## Provided entries

Content starts

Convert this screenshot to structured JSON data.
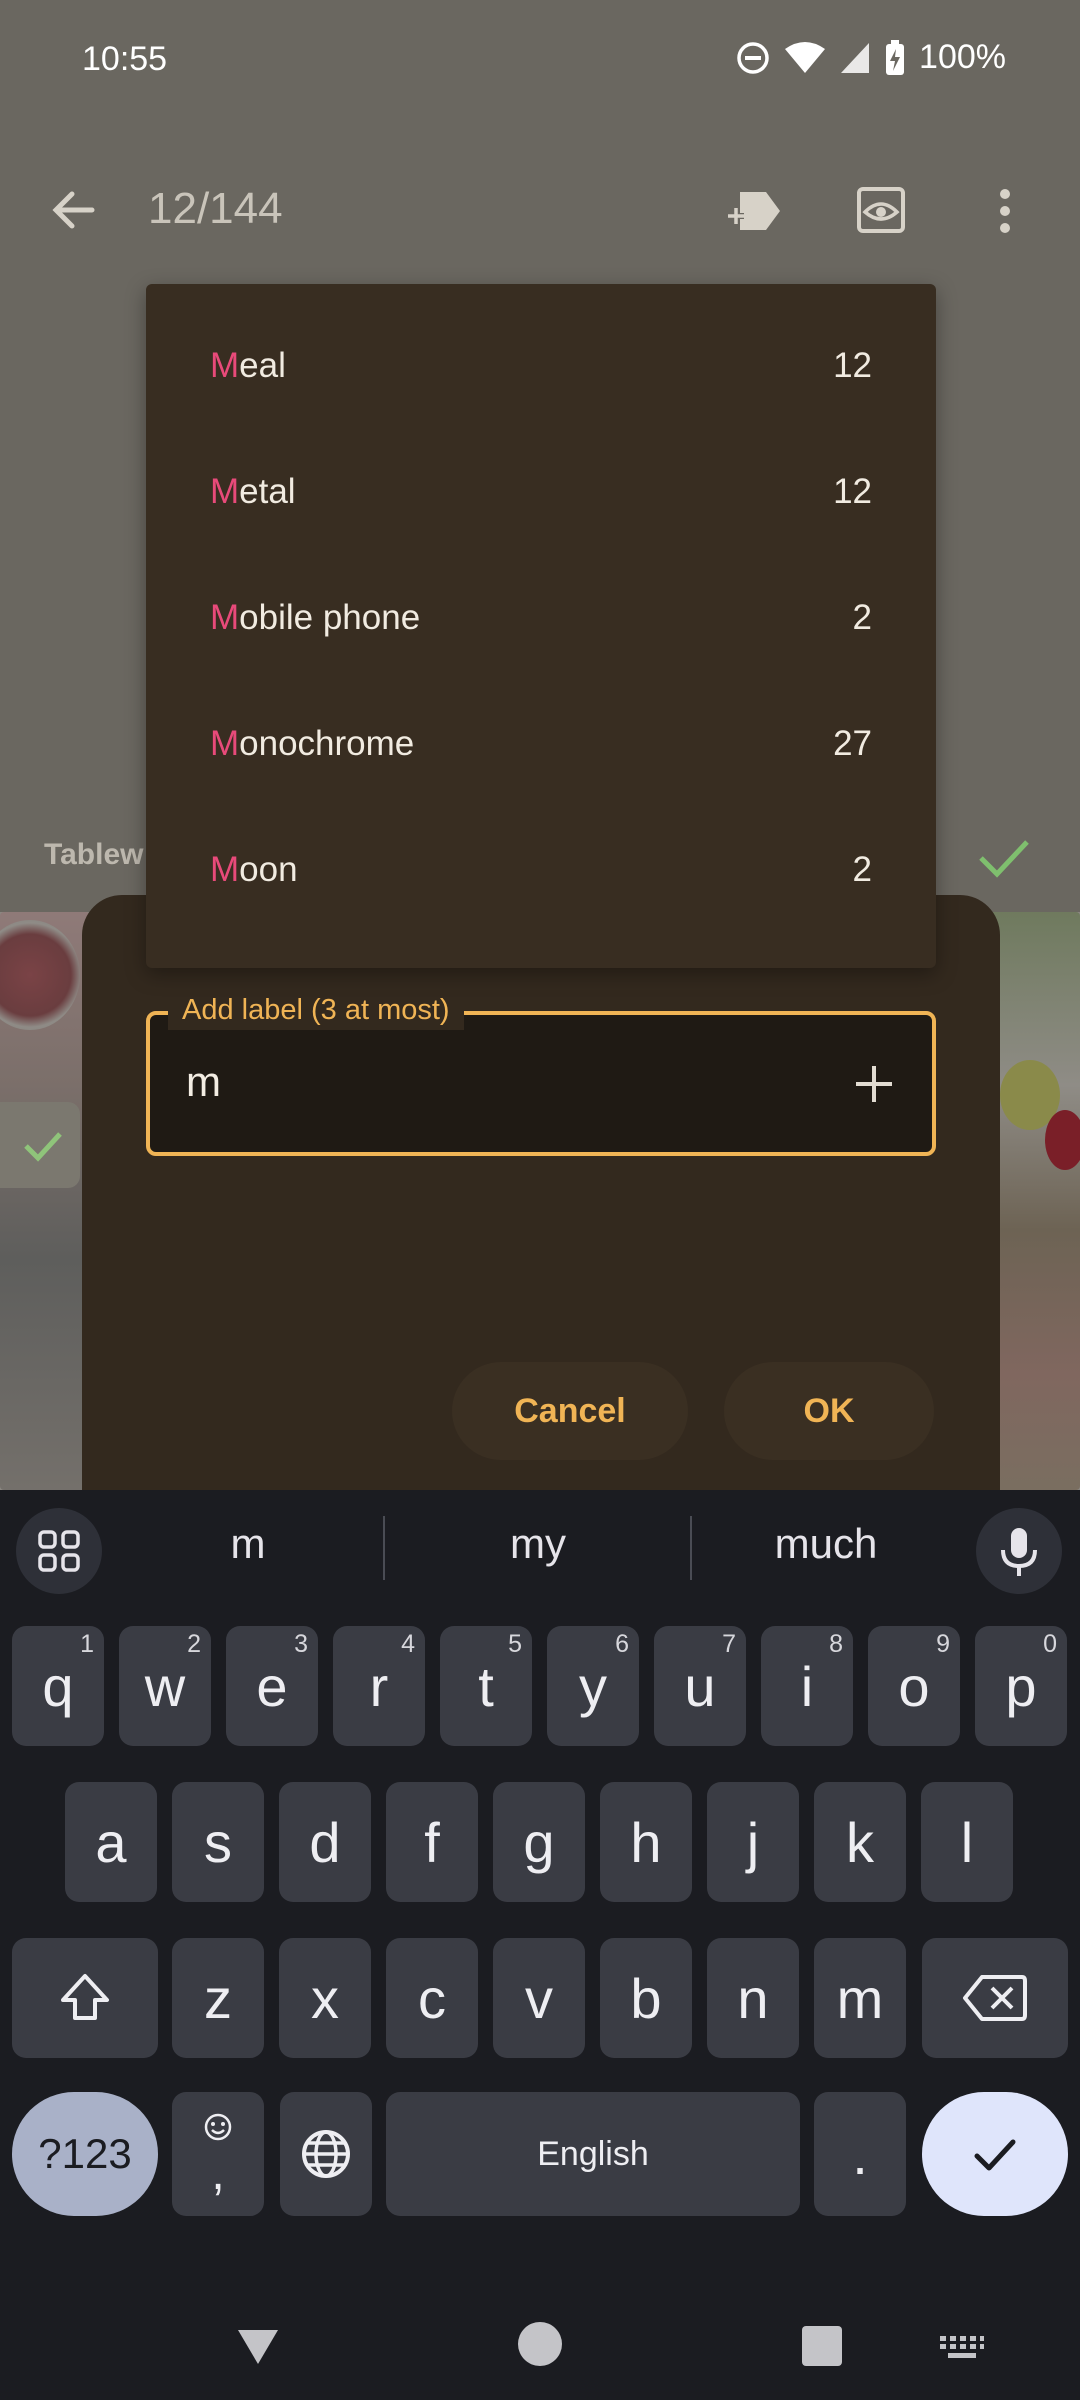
{
  "status_bar": {
    "time": "10:55",
    "battery": "100%"
  },
  "top_bar": {
    "counter": "12/144"
  },
  "background": {
    "tag_label": "Tablew"
  },
  "dropdown": {
    "items": [
      {
        "prefix": "M",
        "rest": "eal",
        "count": "12"
      },
      {
        "prefix": "M",
        "rest": "etal",
        "count": "12"
      },
      {
        "prefix": "M",
        "rest": "obile phone",
        "count": "2"
      },
      {
        "prefix": "M",
        "rest": "onochrome",
        "count": "27"
      },
      {
        "prefix": "M",
        "rest": "oon",
        "count": "2"
      }
    ]
  },
  "dialog": {
    "field_label": "Add label (3 at most)",
    "field_value": "m",
    "cancel_label": "Cancel",
    "ok_label": "OK"
  },
  "keyboard": {
    "suggestions": [
      "m",
      "my",
      "much"
    ],
    "row1": [
      {
        "key": "q",
        "sup": "1"
      },
      {
        "key": "w",
        "sup": "2"
      },
      {
        "key": "e",
        "sup": "3"
      },
      {
        "key": "r",
        "sup": "4"
      },
      {
        "key": "t",
        "sup": "5"
      },
      {
        "key": "y",
        "sup": "6"
      },
      {
        "key": "u",
        "sup": "7"
      },
      {
        "key": "i",
        "sup": "8"
      },
      {
        "key": "o",
        "sup": "9"
      },
      {
        "key": "p",
        "sup": "0"
      }
    ],
    "row2": [
      "a",
      "s",
      "d",
      "f",
      "g",
      "h",
      "j",
      "k",
      "l"
    ],
    "row3": [
      "z",
      "x",
      "c",
      "v",
      "b",
      "n",
      "m"
    ],
    "symbols_label": "?123",
    "emoji_comma": ",",
    "space_label": "English",
    "period": "."
  },
  "colors": {
    "accent": "#f0b455",
    "highlight": "#e84a7a",
    "dialog_bg": "#33291e",
    "keyboard_bg": "#1b1c21"
  }
}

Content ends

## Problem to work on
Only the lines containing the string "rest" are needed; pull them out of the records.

## Result of this exercise
        "rest": "eal",
        "rest": "etal",
        "rest": "obile phone",
        "rest": "onochrome",
        "rest": "oon",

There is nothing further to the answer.